On the night of Samhain, glowing jack-o-lanterns, carved from turnips or gourds, were set on porches and in windows to welcome deceased loved ones and to act as protection against malevolent spirits. If you’re wondering why turnips, this is because pumpkins were introduced from the ‘New World’ by Christopher Columbus in the late 15th century, whereas turnips were grown throughout most Europe from Roman times or earlier. Oh and ‘jack o’ lantern’ when applied as a description to the carved out pumpkins dates from the 19th century.

Games were played, including one similar to the apple bobbing we indulge in now. The apple was important in Celtic mythology, an apple tree was found on the Isle of the Blessed. And the ‘bobbing’ may have reflected the heroes journey to obtain the magic apples. More prosaically, the apple harvest would be finished by Samhain so there would be plenty of apples to eat.

Pumpkins – winter squash – are an excellent crop for storing and will keep until February in the right conditions, cool, dark and frost free. As for what you do with the flesh scooped out from your Hallowe’en lantern, you could try pumpkin soup; a recipe we use can be found here.

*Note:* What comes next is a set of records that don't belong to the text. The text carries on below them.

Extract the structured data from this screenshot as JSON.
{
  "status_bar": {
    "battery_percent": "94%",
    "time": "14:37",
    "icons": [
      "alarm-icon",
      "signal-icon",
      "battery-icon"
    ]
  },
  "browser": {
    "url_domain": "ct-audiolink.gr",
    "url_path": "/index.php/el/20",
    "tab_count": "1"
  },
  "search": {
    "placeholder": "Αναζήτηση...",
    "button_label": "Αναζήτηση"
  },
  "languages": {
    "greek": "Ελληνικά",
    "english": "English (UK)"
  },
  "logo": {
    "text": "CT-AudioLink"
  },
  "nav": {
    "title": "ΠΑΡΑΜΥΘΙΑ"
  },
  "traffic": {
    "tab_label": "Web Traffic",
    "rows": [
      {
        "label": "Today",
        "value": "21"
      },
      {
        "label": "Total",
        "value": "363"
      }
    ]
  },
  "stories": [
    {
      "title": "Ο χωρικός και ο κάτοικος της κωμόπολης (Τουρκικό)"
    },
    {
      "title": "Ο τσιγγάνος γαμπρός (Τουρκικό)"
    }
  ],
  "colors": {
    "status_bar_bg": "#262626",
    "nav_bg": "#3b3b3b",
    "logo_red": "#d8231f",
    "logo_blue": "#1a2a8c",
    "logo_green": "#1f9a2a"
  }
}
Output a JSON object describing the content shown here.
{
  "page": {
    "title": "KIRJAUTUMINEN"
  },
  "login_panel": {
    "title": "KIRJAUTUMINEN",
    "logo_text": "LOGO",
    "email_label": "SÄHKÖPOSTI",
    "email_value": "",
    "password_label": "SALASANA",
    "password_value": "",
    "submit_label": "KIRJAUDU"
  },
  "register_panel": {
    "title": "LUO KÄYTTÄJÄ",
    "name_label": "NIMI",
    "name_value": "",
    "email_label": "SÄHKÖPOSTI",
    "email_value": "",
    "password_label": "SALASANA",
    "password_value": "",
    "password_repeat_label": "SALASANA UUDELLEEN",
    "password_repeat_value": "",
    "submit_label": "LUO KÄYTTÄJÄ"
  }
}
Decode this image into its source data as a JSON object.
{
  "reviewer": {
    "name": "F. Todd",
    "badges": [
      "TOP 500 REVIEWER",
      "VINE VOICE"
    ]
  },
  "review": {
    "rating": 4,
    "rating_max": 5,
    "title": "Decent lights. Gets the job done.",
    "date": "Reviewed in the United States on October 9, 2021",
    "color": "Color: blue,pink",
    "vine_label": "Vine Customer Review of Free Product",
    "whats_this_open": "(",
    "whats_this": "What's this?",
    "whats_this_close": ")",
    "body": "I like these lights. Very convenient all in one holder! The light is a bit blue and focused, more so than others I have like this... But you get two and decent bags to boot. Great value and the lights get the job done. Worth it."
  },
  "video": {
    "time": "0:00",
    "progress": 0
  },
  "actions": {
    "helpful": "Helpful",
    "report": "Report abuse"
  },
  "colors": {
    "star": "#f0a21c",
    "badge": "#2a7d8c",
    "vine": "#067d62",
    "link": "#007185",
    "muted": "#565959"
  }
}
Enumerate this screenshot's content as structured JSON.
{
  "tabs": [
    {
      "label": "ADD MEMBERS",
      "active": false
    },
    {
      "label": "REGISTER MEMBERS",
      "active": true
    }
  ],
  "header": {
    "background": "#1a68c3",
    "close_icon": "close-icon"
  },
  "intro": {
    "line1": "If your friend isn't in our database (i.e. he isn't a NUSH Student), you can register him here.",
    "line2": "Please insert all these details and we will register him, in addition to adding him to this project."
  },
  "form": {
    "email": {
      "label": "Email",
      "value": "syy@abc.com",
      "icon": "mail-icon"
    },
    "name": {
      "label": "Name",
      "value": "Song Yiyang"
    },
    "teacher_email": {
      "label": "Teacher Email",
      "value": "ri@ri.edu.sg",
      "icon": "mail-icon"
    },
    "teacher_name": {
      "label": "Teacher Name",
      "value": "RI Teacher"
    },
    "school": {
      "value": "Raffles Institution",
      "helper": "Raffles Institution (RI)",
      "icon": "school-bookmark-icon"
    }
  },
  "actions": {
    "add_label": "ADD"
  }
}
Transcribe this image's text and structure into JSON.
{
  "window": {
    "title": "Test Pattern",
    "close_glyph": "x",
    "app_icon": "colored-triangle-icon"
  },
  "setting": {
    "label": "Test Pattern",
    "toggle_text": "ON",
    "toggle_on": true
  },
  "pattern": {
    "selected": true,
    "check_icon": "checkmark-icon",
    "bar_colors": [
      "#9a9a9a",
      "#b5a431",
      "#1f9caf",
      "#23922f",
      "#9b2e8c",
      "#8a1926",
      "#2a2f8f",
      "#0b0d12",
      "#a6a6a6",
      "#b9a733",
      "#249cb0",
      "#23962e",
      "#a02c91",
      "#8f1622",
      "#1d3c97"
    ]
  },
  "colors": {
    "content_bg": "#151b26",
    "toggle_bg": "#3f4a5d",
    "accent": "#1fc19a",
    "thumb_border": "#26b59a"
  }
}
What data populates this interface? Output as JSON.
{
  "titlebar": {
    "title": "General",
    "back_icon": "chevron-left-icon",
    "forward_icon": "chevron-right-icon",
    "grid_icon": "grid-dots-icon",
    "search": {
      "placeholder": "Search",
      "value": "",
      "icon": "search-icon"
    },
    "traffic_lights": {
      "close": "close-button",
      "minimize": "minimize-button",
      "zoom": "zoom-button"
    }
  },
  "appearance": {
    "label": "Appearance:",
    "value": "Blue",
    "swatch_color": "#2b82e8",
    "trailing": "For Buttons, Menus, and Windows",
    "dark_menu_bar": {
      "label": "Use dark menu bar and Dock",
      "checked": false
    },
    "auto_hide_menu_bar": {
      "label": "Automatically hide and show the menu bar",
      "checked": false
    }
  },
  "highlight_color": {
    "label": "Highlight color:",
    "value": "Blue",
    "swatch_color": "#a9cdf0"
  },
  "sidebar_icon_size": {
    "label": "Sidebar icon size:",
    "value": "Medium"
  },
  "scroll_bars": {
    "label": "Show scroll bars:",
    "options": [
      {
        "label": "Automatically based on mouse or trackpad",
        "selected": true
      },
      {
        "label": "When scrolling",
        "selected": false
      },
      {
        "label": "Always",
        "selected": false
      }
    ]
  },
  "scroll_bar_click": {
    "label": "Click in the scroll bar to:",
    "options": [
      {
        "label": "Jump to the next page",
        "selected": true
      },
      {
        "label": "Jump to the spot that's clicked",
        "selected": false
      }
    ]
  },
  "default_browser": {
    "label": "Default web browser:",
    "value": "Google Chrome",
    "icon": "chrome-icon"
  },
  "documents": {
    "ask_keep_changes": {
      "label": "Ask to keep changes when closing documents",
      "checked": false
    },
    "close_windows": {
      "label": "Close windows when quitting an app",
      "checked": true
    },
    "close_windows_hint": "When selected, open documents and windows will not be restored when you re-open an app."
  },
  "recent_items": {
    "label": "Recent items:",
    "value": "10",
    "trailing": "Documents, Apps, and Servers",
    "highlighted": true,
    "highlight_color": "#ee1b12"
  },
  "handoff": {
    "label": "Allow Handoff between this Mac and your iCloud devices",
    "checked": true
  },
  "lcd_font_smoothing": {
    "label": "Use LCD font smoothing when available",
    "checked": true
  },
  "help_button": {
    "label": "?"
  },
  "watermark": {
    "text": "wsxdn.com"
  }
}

For planting ideas to grow your Jack o’ lanterns for next year, why not drop us an email? info@plewsgardendesign.co.uk